:: TASK MATERIAL ::
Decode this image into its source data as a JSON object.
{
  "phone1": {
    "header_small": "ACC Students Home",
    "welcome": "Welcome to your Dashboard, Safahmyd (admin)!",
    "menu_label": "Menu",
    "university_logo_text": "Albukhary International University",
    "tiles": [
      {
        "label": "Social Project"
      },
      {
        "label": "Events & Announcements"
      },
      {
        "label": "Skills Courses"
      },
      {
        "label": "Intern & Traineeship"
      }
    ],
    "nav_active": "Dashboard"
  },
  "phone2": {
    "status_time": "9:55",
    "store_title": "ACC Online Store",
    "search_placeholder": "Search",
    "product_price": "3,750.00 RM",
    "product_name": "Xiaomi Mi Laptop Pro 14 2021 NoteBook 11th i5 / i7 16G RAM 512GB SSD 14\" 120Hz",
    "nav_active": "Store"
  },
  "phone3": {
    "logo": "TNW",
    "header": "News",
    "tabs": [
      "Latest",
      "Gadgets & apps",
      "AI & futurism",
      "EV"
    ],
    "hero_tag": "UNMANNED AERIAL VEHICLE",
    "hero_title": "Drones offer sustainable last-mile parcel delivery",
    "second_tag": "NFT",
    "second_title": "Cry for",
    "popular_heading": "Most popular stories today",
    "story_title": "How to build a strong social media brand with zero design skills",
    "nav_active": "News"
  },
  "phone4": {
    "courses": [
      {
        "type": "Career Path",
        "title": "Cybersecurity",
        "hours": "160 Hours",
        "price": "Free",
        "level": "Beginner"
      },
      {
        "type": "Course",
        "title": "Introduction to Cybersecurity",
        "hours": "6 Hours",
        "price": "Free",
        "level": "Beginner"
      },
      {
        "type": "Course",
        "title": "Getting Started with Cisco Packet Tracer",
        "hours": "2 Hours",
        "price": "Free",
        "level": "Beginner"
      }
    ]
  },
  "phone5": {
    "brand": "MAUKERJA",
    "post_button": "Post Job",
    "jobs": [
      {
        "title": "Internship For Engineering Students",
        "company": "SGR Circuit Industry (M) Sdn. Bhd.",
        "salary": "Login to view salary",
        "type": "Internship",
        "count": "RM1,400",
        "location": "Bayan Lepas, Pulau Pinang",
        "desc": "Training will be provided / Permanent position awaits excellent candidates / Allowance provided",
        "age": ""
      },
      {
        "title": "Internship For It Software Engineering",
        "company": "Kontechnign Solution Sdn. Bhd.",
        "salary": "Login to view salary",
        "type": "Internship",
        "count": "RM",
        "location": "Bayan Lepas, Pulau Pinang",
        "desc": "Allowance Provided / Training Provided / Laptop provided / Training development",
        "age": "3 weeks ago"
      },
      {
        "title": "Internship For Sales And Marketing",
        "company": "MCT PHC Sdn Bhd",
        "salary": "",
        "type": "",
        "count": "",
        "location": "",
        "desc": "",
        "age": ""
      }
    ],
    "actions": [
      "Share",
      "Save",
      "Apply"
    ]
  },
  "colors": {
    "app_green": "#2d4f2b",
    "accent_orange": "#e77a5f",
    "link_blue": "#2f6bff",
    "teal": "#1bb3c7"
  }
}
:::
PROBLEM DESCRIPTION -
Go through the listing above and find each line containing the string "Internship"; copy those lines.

OUTPUT FOR THIS TASK -
        "title": "Internship For Engineering Students",
        "type": "Internship",
        "title": "Internship For It Software Engineering",
        "type": "Internship",
        "title": "Internship For Sales And Marketing",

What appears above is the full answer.